On the heels of national soccer federations pledging to protest Russia’s invasion of Ukraine by boycotting matches with Russian teams, FIFA and UEFA on Monday indefinitely banned Russian national and club teams from international play.
The ban, which will deny the Russian men’s team an opportunity to qualify for November’s 2022 World Cup, could be challenged before the Court of Arbitration for Sport (CAS), which recently sided with Russia in the doping/eligibility dispute involving Russian figure skater Kamila Valieva at the Beijing Winter Olympics.
In a joint FIFA-UEFA statement, the two organizations said the sport “is fully united here and in full solidarity with all the people affected in Ukraine.” The statement added an expression for “hope that the situation in Ukraine will improve significantly and rapidly so that football can again be a vector for unity and peace amongst people.”
As of Sunday, FIFA had not planned to ban Russia. Instead, it preferred less severe measures, including a ban on Russia’s anthem and prohibiting the country from hosting international matches. But the situation changed over the last 24 hours. The Czech Republic, Poland and Sweden national teams signaled they would not play Russia in the upcoming World Cup playoff. Also, the International Olympic Committee urged sports governing bodies to deny participation by Russian athletes and officials.
Although an extraordinary penalty, a FIFA ban of a country’s teams over that country’s governmental activities is not unprecedented.
FIFA banned South Africa in 1974 and Rhodesia in 1970 partly over those countries’ white supremacist laws and policies. Thirty years ago, FIFA banned the Yugoslavian federation for human rights violations and war crimes that occurred during the Balkan War. FIFA has also issued national bans for competition or team related matters. For instance, in 1988, FIFA suspended the Mexican Federation of Association Football for using over-age players on its youth championship team. Last year, FIFA banned Chad over interference by government officials with the team and lifted the ban six months later.
FIFA statutes, which govern the legal relationship between member countries and FIFA, authorize FIFA to cite governmental activities as lawful grounds to ban a country. The statutes ban “discrimination of any kind against a country, private person or group of people” on account of national origin and other demographic categories. Member associations are also expected to engage in good governance and be independent of political interference.
As a FIFA member, Russia can appeal the suspension to CAS, an arbitrational body empowered by FIFA statutes to oversee legal challenges. The appeal would be heard by a three-person panel.
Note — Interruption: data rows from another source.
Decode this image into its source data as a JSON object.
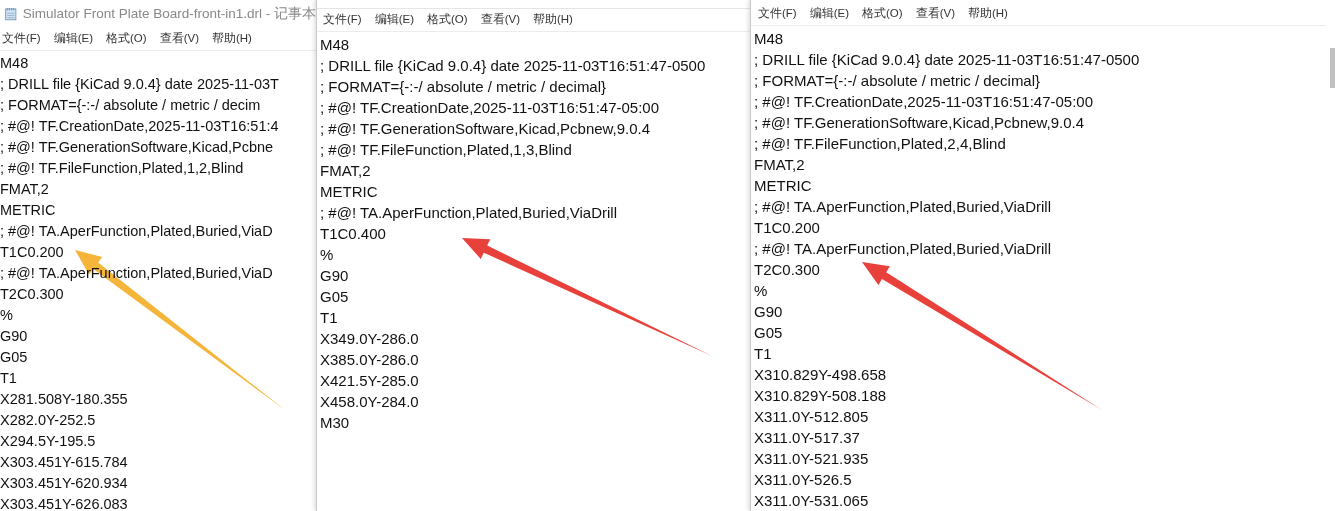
{
  "windows": [
    {
      "title": "Simulator Front Plate Board-front-in1.drl - 记事本",
      "menu": [
        "文件(F)",
        "编辑(E)",
        "格式(O)",
        "查看(V)",
        "帮助(H)"
      ],
      "lines": [
        "M48",
        "; DRILL file {KiCad 9.0.4} date 2025-11-03T",
        "; FORMAT={-:-/ absolute / metric / decim",
        "; #@! TF.CreationDate,2025-11-03T16:51:4",
        "; #@! TF.GenerationSoftware,Kicad,Pcbne",
        "; #@! TF.FileFunction,Plated,1,2,Blind",
        "FMAT,2",
        "METRIC",
        "; #@! TA.AperFunction,Plated,Buried,ViaD",
        "T1C0.200",
        "; #@! TA.AperFunction,Plated,Buried,ViaD",
        "T2C0.300",
        "%",
        "G90",
        "G05",
        "T1",
        "X281.508Y-180.355",
        "X282.0Y-252.5",
        "X294.5Y-195.5",
        "X303.451Y-615.784",
        "X303.451Y-620.934",
        "X303.451Y-626.083"
      ]
    },
    {
      "menu": [
        "文件(F)",
        "编辑(E)",
        "格式(O)",
        "查看(V)",
        "帮助(H)"
      ],
      "lines": [
        "M48",
        "; DRILL file {KiCad 9.0.4} date 2025-11-03T16:51:47-0500",
        "; FORMAT={-:-/ absolute / metric / decimal}",
        "; #@! TF.CreationDate,2025-11-03T16:51:47-05:00",
        "; #@! TF.GenerationSoftware,Kicad,Pcbnew,9.0.4",
        "; #@! TF.FileFunction,Plated,1,3,Blind",
        "FMAT,2",
        "METRIC",
        "; #@! TA.AperFunction,Plated,Buried,ViaDrill",
        "T1C0.400",
        "%",
        "G90",
        "G05",
        "T1",
        "X349.0Y-286.0",
        "X385.0Y-286.0",
        "X421.5Y-285.0",
        "X458.0Y-284.0",
        "M30"
      ]
    },
    {
      "menu": [
        "文件(F)",
        "编辑(E)",
        "格式(O)",
        "查看(V)",
        "帮助(H)"
      ],
      "lines": [
        "M48",
        "; DRILL file {KiCad 9.0.4} date 2025-11-03T16:51:47-0500",
        "; FORMAT={-:-/ absolute / metric / decimal}",
        "; #@! TF.CreationDate,2025-11-03T16:51:47-05:00",
        "; #@! TF.GenerationSoftware,Kicad,Pcbnew,9.0.4",
        "; #@! TF.FileFunction,Plated,2,4,Blind",
        "FMAT,2",
        "METRIC",
        "; #@! TA.AperFunction,Plated,Buried,ViaDrill",
        "T1C0.200",
        "; #@! TA.AperFunction,Plated,Buried,ViaDrill",
        "T2C0.300",
        "%",
        "G90",
        "G05",
        "T1",
        "X310.829Y-498.658",
        "X310.829Y-508.188",
        "X311.0Y-512.805",
        "X311.0Y-517.37",
        "X311.0Y-521.935",
        "X311.0Y-526.5",
        "X311.0Y-531.065"
      ]
    }
  ],
  "annotations": [
    {
      "kind": "arrow",
      "color": "#f5b53a"
    },
    {
      "kind": "arrow",
      "color": "#e8403a"
    },
    {
      "kind": "arrow",
      "color": "#e8403a"
    }
  ]
}
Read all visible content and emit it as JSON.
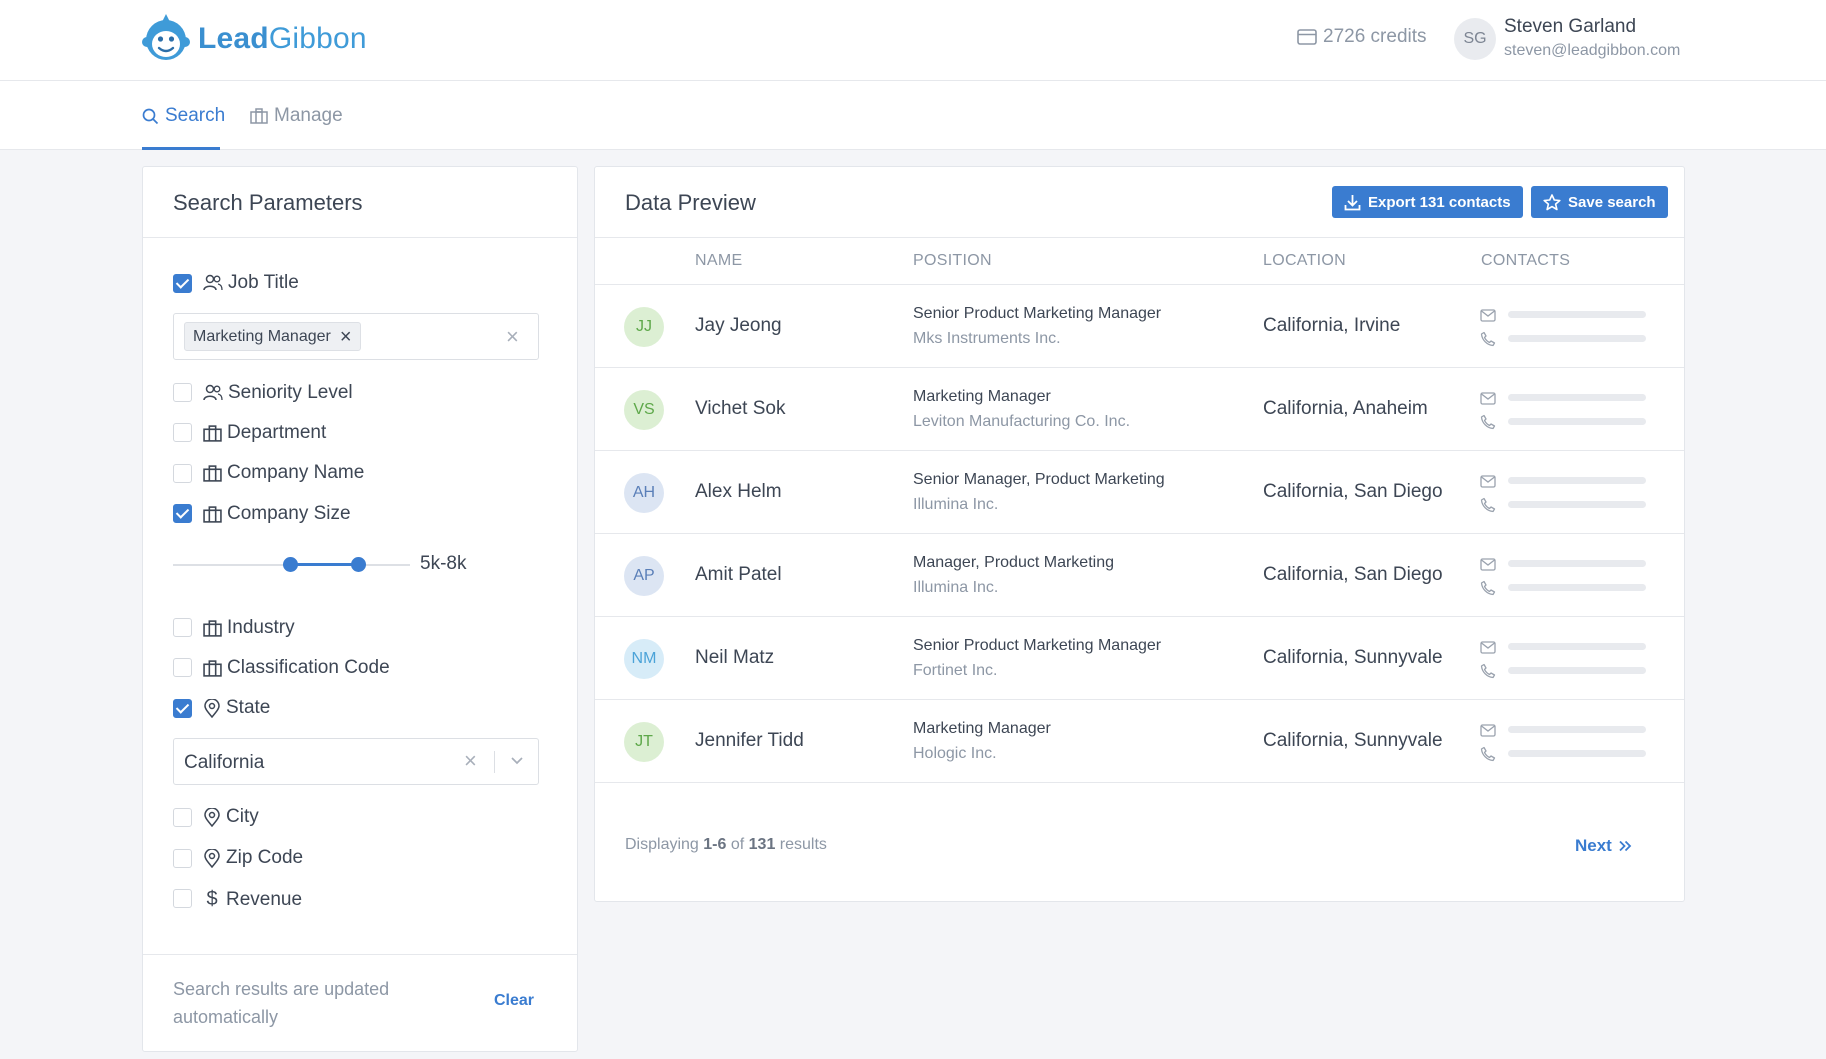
{
  "brand": {
    "name_bold": "Lead",
    "name_rest": "Gibbon"
  },
  "header": {
    "credits": "2726 credits",
    "user_initials": "SG",
    "user_name": "Steven Garland",
    "user_email": "steven@leadgibbon.com"
  },
  "nav": {
    "search_label": "Search",
    "manage_label": "Manage"
  },
  "search_panel": {
    "title": "Search Parameters",
    "job_title": {
      "label": "Job Title",
      "checked": true,
      "tag": "Marketing Manager"
    },
    "seniority": {
      "label": "Seniority Level",
      "checked": false
    },
    "department": {
      "label": "Department",
      "checked": false
    },
    "company_name": {
      "label": "Company Name",
      "checked": false
    },
    "company_size": {
      "label": "Company Size",
      "checked": true,
      "range_label": "5k-8k"
    },
    "industry": {
      "label": "Industry",
      "checked": false
    },
    "classification": {
      "label": "Classification Code",
      "checked": false
    },
    "state": {
      "label": "State",
      "checked": true,
      "value": "California"
    },
    "city": {
      "label": "City",
      "checked": false
    },
    "zip": {
      "label": "Zip Code",
      "checked": false
    },
    "revenue": {
      "label": "Revenue",
      "checked": false
    },
    "footer_note": "Search results are updated automatically",
    "clear_label": "Clear"
  },
  "preview": {
    "title": "Data Preview",
    "export_label": "Export 131 contacts",
    "save_label": "Save search",
    "columns": [
      "NAME",
      "POSITION",
      "LOCATION",
      "CONTACTS"
    ],
    "rows": [
      {
        "initials": "JJ",
        "name": "Jay Jeong",
        "position": "Senior Product Marketing Manager",
        "company": "Mks Instruments Inc.",
        "location": "California, Irvine",
        "avatar_bg": "#dcefd3",
        "avatar_fg": "#5ea84a"
      },
      {
        "initials": "VS",
        "name": "Vichet Sok",
        "position": "Marketing Manager",
        "company": "Leviton Manufacturing Co. Inc.",
        "location": "California, Anaheim",
        "avatar_bg": "#dcefd3",
        "avatar_fg": "#5ea84a"
      },
      {
        "initials": "AH",
        "name": "Alex Helm",
        "position": "Senior Manager, Product Marketing",
        "company": "Illumina Inc.",
        "location": "California, San Diego",
        "avatar_bg": "#dce5f3",
        "avatar_fg": "#5a7fb8"
      },
      {
        "initials": "AP",
        "name": "Amit Patel",
        "position": "Manager, Product Marketing",
        "company": "Illumina Inc.",
        "location": "California, San Diego",
        "avatar_bg": "#dce5f3",
        "avatar_fg": "#5a7fb8"
      },
      {
        "initials": "NM",
        "name": "Neil Matz",
        "position": "Senior Product Marketing Manager",
        "company": "Fortinet Inc.",
        "location": "California, Sunnyvale",
        "avatar_bg": "#d7ecf8",
        "avatar_fg": "#4ba3d8"
      },
      {
        "initials": "JT",
        "name": "Jennifer Tidd",
        "position": "Marketing Manager",
        "company": "Hologic Inc.",
        "location": "California, Sunnyvale",
        "avatar_bg": "#dcefd3",
        "avatar_fg": "#5ea84a"
      }
    ],
    "results": {
      "prefix": "Displaying",
      "range": "1-6",
      "of": "of",
      "total": "131",
      "suffix": "results"
    },
    "next_label": "Next"
  },
  "colors": {
    "accent": "#3a7cd0",
    "brand_blue": "#3f9bd8"
  }
}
Russia could argue that nowhere in the FIFA statutes is there language that specifically authorizes a ban for military action or foreign policy. Russia might emphasize that its national teams, while overseen by government entities, have no suasion over those matters. Russia could further maintain that its teams have long adhered to sports-related rules that FIFA doesn’t contest—FIFA is only objecting to military action and foreign policy. In addition, Russia might insist that FIFA banning a team over the politics of its country is itself a form of discrimination or political interference.
Sportico interviewed Paul Greene, the founder of Global Sports Advocates, who has represented athletes from more than 50 countries and more than 50 sports in matters before CAS and other tribunals.
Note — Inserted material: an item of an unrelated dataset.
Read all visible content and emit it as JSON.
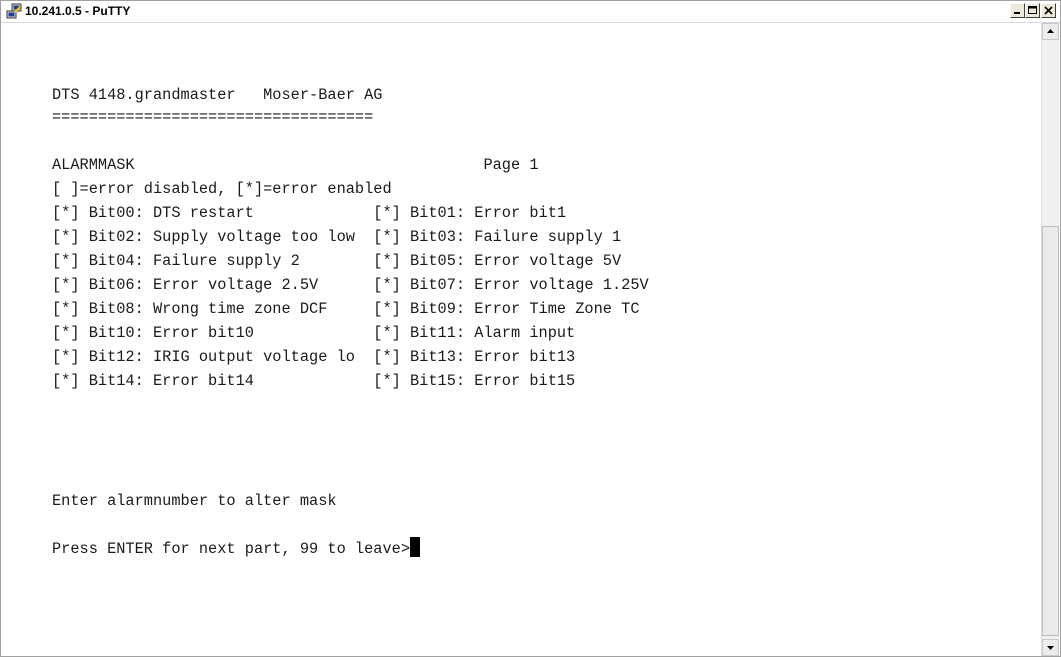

“FIFA was under enormous pressure,” Greene opined, and “backpeddled from its position on Sunday, when it refused to endorse a ban. FIFA was stuck in a corner and had to act decisively.”
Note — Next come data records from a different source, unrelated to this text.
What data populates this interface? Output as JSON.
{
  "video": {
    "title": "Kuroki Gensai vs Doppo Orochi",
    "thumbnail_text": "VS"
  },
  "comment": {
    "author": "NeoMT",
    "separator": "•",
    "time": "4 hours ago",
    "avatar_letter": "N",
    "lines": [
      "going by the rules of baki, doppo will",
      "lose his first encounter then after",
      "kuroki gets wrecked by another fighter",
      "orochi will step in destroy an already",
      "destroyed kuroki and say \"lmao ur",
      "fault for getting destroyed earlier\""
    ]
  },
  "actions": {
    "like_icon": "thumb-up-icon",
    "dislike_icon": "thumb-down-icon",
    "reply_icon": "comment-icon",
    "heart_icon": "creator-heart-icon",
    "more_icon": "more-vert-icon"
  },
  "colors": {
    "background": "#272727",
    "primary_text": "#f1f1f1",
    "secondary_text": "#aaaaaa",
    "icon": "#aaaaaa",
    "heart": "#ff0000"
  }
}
Greene believes Russia will probably appeal but is skeptical of its chances.
The Russian Football Union, Greene predicts, “will argue that it is not the government, and it didn’t attack Ukraine, but FIFA statutes make clear that FIFA has wide discretion in suspending members.”
He adds, “FIFA did not expel Russia, which would have a higher bar.”
Green believes “there is enough authority under FIFA rules for a CAS panel to uphold the suspension. The Russian Federation will face a huge uphill battle in appealing to CAS.”